IKEA furniture always seems so great, in theory. It’s cheap, and surely it can’t be that hard to put together a Vittsjö or a Nornäs, you think—until you’ve schlepped it home, opened up the packaging and found that even an advanced degree in structural engineering won’t help you get that new coffee table up any time soon. It seems that robots—amazingly—are no better at this seemingly simple task.
Researchers Francisco Suárez-Ruiz and Quang-Cuong Pham at the Nanyang Technological University in Singapore are trying to figure out how to get robots to assemble IKEA furniture, but as MIT Technology Review reports, it’s proving an uphill struggle.
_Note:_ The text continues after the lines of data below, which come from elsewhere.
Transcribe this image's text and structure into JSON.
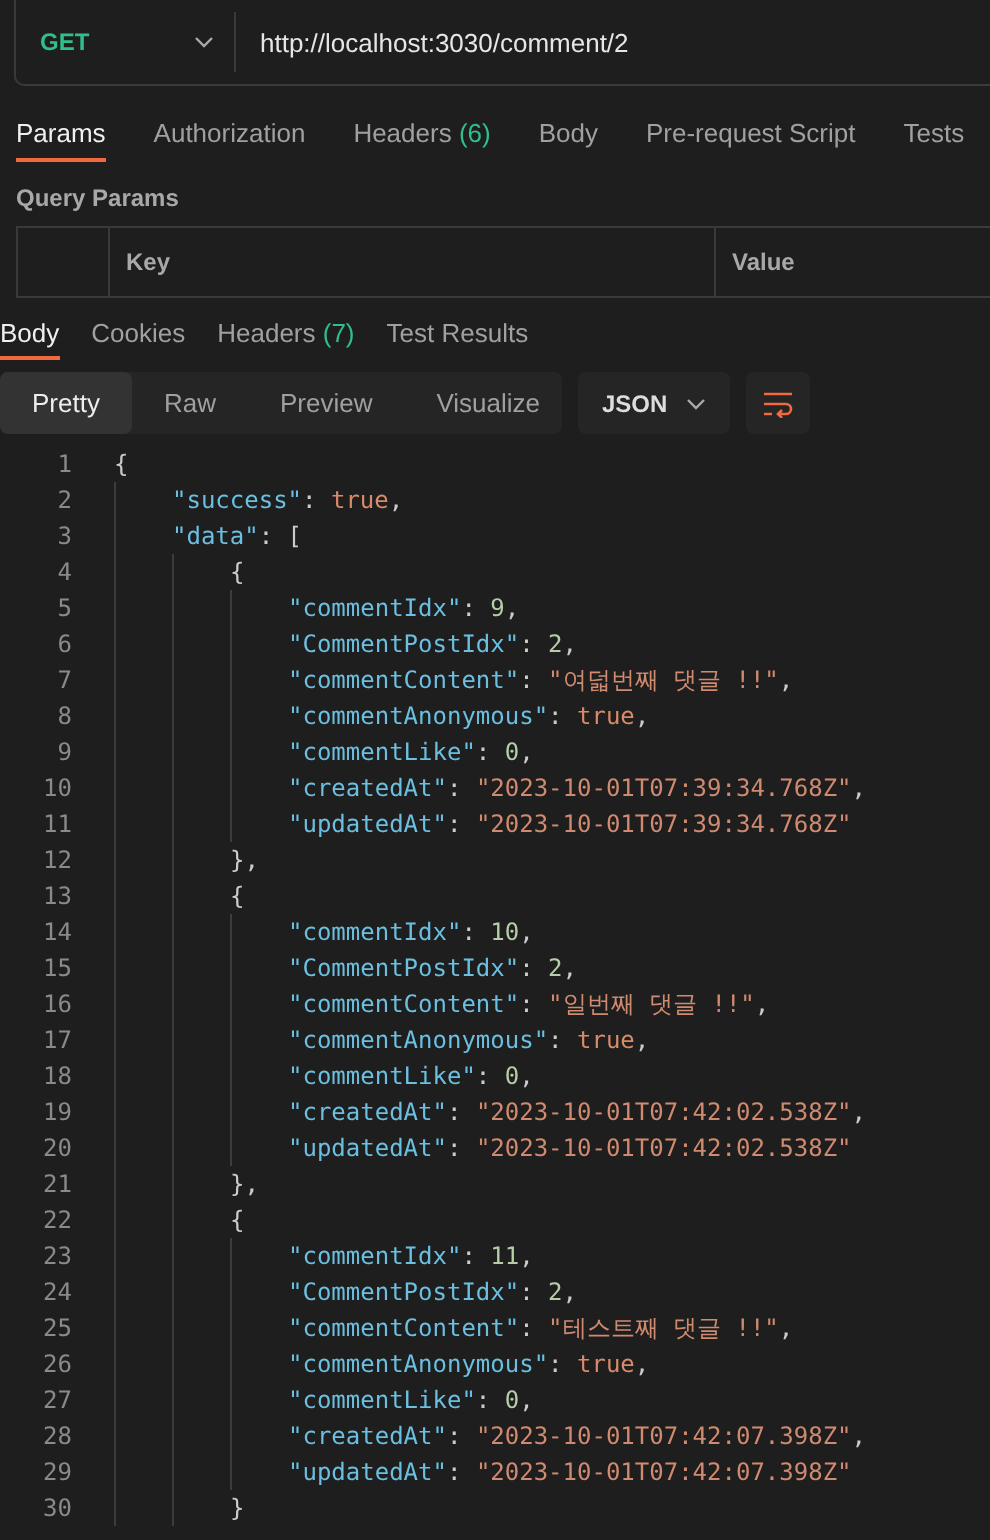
{
  "request": {
    "method": "GET",
    "url": "http://localhost:3030/comment/2"
  },
  "request_tabs": [
    {
      "label": "Params",
      "selected": true
    },
    {
      "label": "Authorization",
      "selected": false
    },
    {
      "label": "Headers",
      "count": "(6)",
      "selected": false
    },
    {
      "label": "Body",
      "selected": false
    },
    {
      "label": "Pre-request Script",
      "selected": false
    },
    {
      "label": "Tests",
      "selected": false
    }
  ],
  "query_params": {
    "title": "Query Params",
    "columns": [
      "Key",
      "Value"
    ]
  },
  "response_tabs": [
    {
      "label": "Body",
      "selected": true
    },
    {
      "label": "Cookies",
      "selected": false
    },
    {
      "label": "Headers",
      "count": "(7)",
      "selected": false
    },
    {
      "label": "Test Results",
      "selected": false
    }
  ],
  "view_modes": [
    {
      "label": "Pretty",
      "selected": true
    },
    {
      "label": "Raw",
      "selected": false
    },
    {
      "label": "Preview",
      "selected": false
    },
    {
      "label": "Visualize",
      "selected": false
    }
  ],
  "format": "JSON",
  "code": [
    {
      "number": "1",
      "tokens": [
        {
          "kind": "punct",
          "text": "{"
        }
      ],
      "children": [
        {
          "number": "2",
          "tokens": [
            {
              "kind": "key",
              "text": "\"success\""
            },
            {
              "kind": "punct",
              "text": ": "
            },
            {
              "kind": "bool",
              "text": "true"
            },
            {
              "kind": "punct",
              "text": ","
            }
          ]
        },
        {
          "number": "3",
          "tokens": [
            {
              "kind": "key",
              "text": "\"data\""
            },
            {
              "kind": "punct",
              "text": ": ["
            }
          ],
          "children": [
            {
              "number": "4",
              "tokens": [
                {
                  "kind": "punct",
                  "text": "{"
                }
              ],
              "children": [
                {
                  "number": "5",
                  "tokens": [
                    {
                      "kind": "key",
                      "text": "\"commentIdx\""
                    },
                    {
                      "kind": "punct",
                      "text": ": "
                    },
                    {
                      "kind": "num",
                      "text": "9"
                    },
                    {
                      "kind": "punct",
                      "text": ","
                    }
                  ]
                },
                {
                  "number": "6",
                  "tokens": [
                    {
                      "kind": "key",
                      "text": "\"CommentPostIdx\""
                    },
                    {
                      "kind": "punct",
                      "text": ": "
                    },
                    {
                      "kind": "num",
                      "text": "2"
                    },
                    {
                      "kind": "punct",
                      "text": ","
                    }
                  ]
                },
                {
                  "number": "7",
                  "tokens": [
                    {
                      "kind": "key",
                      "text": "\"commentContent\""
                    },
                    {
                      "kind": "punct",
                      "text": ": "
                    },
                    {
                      "kind": "str",
                      "text": "\"여덟번째 댓글 !!\""
                    },
                    {
                      "kind": "punct",
                      "text": ","
                    }
                  ]
                },
                {
                  "number": "8",
                  "tokens": [
                    {
                      "kind": "key",
                      "text": "\"commentAnonymous\""
                    },
                    {
                      "kind": "punct",
                      "text": ": "
                    },
                    {
                      "kind": "bool",
                      "text": "true"
                    },
                    {
                      "kind": "punct",
                      "text": ","
                    }
                  ]
                },
                {
                  "number": "9",
                  "tokens": [
                    {
                      "kind": "key",
                      "text": "\"commentLike\""
                    },
                    {
                      "kind": "punct",
                      "text": ": "
                    },
                    {
                      "kind": "num",
                      "text": "0"
                    },
                    {
                      "kind": "punct",
                      "text": ","
                    }
                  ]
                },
                {
                  "number": "10",
                  "tokens": [
                    {
                      "kind": "key",
                      "text": "\"createdAt\""
                    },
                    {
                      "kind": "punct",
                      "text": ": "
                    },
                    {
                      "kind": "str",
                      "text": "\"2023-10-01T07:39:34.768Z\""
                    },
                    {
                      "kind": "punct",
                      "text": ","
                    }
                  ]
                },
                {
                  "number": "11",
                  "tokens": [
                    {
                      "kind": "key",
                      "text": "\"updatedAt\""
                    },
                    {
                      "kind": "punct",
                      "text": ": "
                    },
                    {
                      "kind": "str",
                      "text": "\"2023-10-01T07:39:34.768Z\""
                    }
                  ]
                }
              ]
            },
            {
              "number": "12",
              "tokens": [
                {
                  "kind": "punct",
                  "text": "},"
                }
              ]
            },
            {
              "number": "13",
              "tokens": [
                {
                  "kind": "punct",
                  "text": "{"
                }
              ],
              "children": [
                {
                  "number": "14",
                  "tokens": [
                    {
                      "kind": "key",
                      "text": "\"commentIdx\""
                    },
                    {
                      "kind": "punct",
                      "text": ": "
                    },
                    {
                      "kind": "num",
                      "text": "10"
                    },
                    {
                      "kind": "punct",
                      "text": ","
                    }
                  ]
                },
                {
                  "number": "15",
                  "tokens": [
                    {
                      "kind": "key",
                      "text": "\"CommentPostIdx\""
                    },
                    {
                      "kind": "punct",
                      "text": ": "
                    },
                    {
                      "kind": "num",
                      "text": "2"
                    },
                    {
                      "kind": "punct",
                      "text": ","
                    }
                  ]
                },
                {
                  "number": "16",
                  "tokens": [
                    {
                      "kind": "key",
                      "text": "\"commentContent\""
                    },
                    {
                      "kind": "punct",
                      "text": ": "
                    },
                    {
                      "kind": "str",
                      "text": "\"일번째 댓글 !!\""
                    },
                    {
                      "kind": "punct",
                      "text": ","
                    }
                  ]
                },
                {
                  "number": "17",
                  "tokens": [
                    {
                      "kind": "key",
                      "text": "\"commentAnonymous\""
                    },
                    {
                      "kind": "punct",
                      "text": ": "
                    },
                    {
                      "kind": "bool",
                      "text": "true"
                    },
                    {
                      "kind": "punct",
                      "text": ","
                    }
                  ]
                },
                {
                  "number": "18",
                  "tokens": [
                    {
                      "kind": "key",
                      "text": "\"commentLike\""
                    },
                    {
                      "kind": "punct",
                      "text": ": "
                    },
                    {
                      "kind": "num",
                      "text": "0"
                    },
                    {
                      "kind": "punct",
                      "text": ","
                    }
                  ]
                },
                {
                  "number": "19",
                  "tokens": [
                    {
                      "kind": "key",
                      "text": "\"createdAt\""
                    },
                    {
                      "kind": "punct",
                      "text": ": "
                    },
                    {
                      "kind": "str",
                      "text": "\"2023-10-01T07:42:02.538Z\""
                    },
                    {
                      "kind": "punct",
                      "text": ","
                    }
                  ]
                },
                {
                  "number": "20",
                  "tokens": [
                    {
                      "kind": "key",
                      "text": "\"updatedAt\""
                    },
                    {
                      "kind": "punct",
                      "text": ": "
                    },
                    {
                      "kind": "str",
                      "text": "\"2023-10-01T07:42:02.538Z\""
                    }
                  ]
                }
              ]
            },
            {
              "number": "21",
              "tokens": [
                {
                  "kind": "punct",
                  "text": "},"
                }
              ]
            },
            {
              "number": "22",
              "tokens": [
                {
                  "kind": "punct",
                  "text": "{"
                }
              ],
              "children": [
                {
                  "number": "23",
                  "tokens": [
                    {
                      "kind": "key",
                      "text": "\"commentIdx\""
                    },
                    {
                      "kind": "punct",
                      "text": ": "
                    },
                    {
                      "kind": "num",
                      "text": "11"
                    },
                    {
                      "kind": "punct",
                      "text": ","
                    }
                  ]
                },
                {
                  "number": "24",
                  "tokens": [
                    {
                      "kind": "key",
                      "text": "\"CommentPostIdx\""
                    },
                    {
                      "kind": "punct",
                      "text": ": "
                    },
                    {
                      "kind": "num",
                      "text": "2"
                    },
                    {
                      "kind": "punct",
                      "text": ","
                    }
                  ]
                },
                {
                  "number": "25",
                  "tokens": [
                    {
                      "kind": "key",
                      "text": "\"commentContent\""
                    },
                    {
                      "kind": "punct",
                      "text": ": "
                    },
                    {
                      "kind": "str",
                      "text": "\"테스트째 댓글 !!\""
                    },
                    {
                      "kind": "punct",
                      "text": ","
                    }
                  ]
                },
                {
                  "number": "26",
                  "tokens": [
                    {
                      "kind": "key",
                      "text": "\"commentAnonymous\""
                    },
                    {
                      "kind": "punct",
                      "text": ": "
                    },
                    {
                      "kind": "bool",
                      "text": "true"
                    },
                    {
                      "kind": "punct",
                      "text": ","
                    }
                  ]
                },
                {
                  "number": "27",
                  "tokens": [
                    {
                      "kind": "key",
                      "text": "\"commentLike\""
                    },
                    {
                      "kind": "punct",
                      "text": ": "
                    },
                    {
                      "kind": "num",
                      "text": "0"
                    },
                    {
                      "kind": "punct",
                      "text": ","
                    }
                  ]
                },
                {
                  "number": "28",
                  "tokens": [
                    {
                      "kind": "key",
                      "text": "\"createdAt\""
                    },
                    {
                      "kind": "punct",
                      "text": ": "
                    },
                    {
                      "kind": "str",
                      "text": "\"2023-10-01T07:42:07.398Z\""
                    },
                    {
                      "kind": "punct",
                      "text": ","
                    }
                  ]
                },
                {
                  "number": "29",
                  "tokens": [
                    {
                      "kind": "key",
                      "text": "\"updatedAt\""
                    },
                    {
                      "kind": "punct",
                      "text": ": "
                    },
                    {
                      "kind": "str",
                      "text": "\"2023-10-01T07:42:07.398Z\""
                    }
                  ]
                }
              ]
            },
            {
              "number": "30",
              "tokens": [
                {
                  "kind": "punct",
                  "text": "}"
                }
              ]
            }
          ]
        }
      ]
    }
  ]
}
Although robots are great at assembling complex things like cars, they’re not so great at doing so on their own. That’s because robots can complete individual, programmed tasks efficiently and indefinitely. But right now, most robots aren’t so great at seeing the world as humans do, or picking up random objects and trying to make sense of them.
The Nanyang research team wants to help change that by building a robot that can assemble an IKEA chair. The team’s robot has two arms, both with six points of articulation and grippers at the end, and a six-camera vision system that’s theoretically accurate down to 3 mm (0.11 inches). That means even the seemingly endless series of variously-sized wooden dowels that come with IKEA products shouldn’t be a problem for the robot. It’s supposed to be able to pick up a dowel with one arm, a chair leg with the other, and put the two pieces together.
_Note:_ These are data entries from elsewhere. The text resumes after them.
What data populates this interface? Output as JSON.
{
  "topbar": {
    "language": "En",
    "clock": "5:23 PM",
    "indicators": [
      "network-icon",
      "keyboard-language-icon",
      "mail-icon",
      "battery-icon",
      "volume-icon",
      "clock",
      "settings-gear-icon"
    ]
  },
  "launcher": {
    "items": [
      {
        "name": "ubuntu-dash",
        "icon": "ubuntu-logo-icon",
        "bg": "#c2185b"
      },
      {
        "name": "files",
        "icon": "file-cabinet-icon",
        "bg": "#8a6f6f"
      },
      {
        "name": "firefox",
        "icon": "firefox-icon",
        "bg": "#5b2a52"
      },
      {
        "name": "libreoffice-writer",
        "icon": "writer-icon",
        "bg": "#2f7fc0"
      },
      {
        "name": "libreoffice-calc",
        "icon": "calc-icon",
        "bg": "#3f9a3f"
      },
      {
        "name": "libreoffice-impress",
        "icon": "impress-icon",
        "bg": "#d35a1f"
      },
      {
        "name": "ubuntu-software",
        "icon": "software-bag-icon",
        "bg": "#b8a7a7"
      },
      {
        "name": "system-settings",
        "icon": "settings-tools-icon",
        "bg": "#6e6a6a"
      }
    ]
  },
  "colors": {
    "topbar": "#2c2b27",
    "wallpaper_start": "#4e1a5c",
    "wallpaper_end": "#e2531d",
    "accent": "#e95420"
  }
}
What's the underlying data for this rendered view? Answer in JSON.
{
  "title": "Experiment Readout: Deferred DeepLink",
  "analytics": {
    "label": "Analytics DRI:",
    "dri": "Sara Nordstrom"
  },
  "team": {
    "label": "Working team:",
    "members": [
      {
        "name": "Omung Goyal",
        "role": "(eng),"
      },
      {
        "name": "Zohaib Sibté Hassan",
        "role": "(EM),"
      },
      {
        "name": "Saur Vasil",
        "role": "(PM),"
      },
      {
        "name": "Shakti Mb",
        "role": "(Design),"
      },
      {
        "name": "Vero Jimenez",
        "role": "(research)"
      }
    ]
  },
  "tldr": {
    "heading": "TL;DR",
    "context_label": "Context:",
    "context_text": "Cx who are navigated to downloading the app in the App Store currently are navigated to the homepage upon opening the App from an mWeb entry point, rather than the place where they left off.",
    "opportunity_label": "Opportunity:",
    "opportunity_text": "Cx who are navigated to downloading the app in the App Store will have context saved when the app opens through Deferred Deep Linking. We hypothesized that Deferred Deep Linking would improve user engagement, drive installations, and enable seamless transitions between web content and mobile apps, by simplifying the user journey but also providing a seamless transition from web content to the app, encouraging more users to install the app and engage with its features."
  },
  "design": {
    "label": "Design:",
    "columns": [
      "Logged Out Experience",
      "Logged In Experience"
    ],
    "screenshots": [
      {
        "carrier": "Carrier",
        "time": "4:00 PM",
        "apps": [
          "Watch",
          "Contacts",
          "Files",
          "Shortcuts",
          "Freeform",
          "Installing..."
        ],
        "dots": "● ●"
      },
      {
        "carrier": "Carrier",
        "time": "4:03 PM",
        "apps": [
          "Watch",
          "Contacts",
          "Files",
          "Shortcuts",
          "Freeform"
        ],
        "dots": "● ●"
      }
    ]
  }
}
But the dowels are actually pushing the limits of the robot’s vision system, resulting in the robot looking like two inebriated humans trying to put the furniture together in slow motion. In the end, as the video shows, the robot did actually manage to get the dowel in. The research team published their findings Sept. 16. They plan to keep working on the robot until it’s managed to master all the tasks required to build the chair.
While there have been other robots that have built some IKEA furniture on their own—like the MIT robots that built a Lack table in 2013 (which is pretty much the easiest thing to assemble from the Swedish store)—none have managed to identify and assemble something as complicated as a chair.
Perhaps in a few years, if Suárez-Ruiz and Pham are able to build on their research, robots will be able to rid us of the supposedly simple activity that routinely leads us to fight with our partners or hurl expletives at pieces of particleboard and bags of screws.
For now, we’ll just have to rely on our own guile.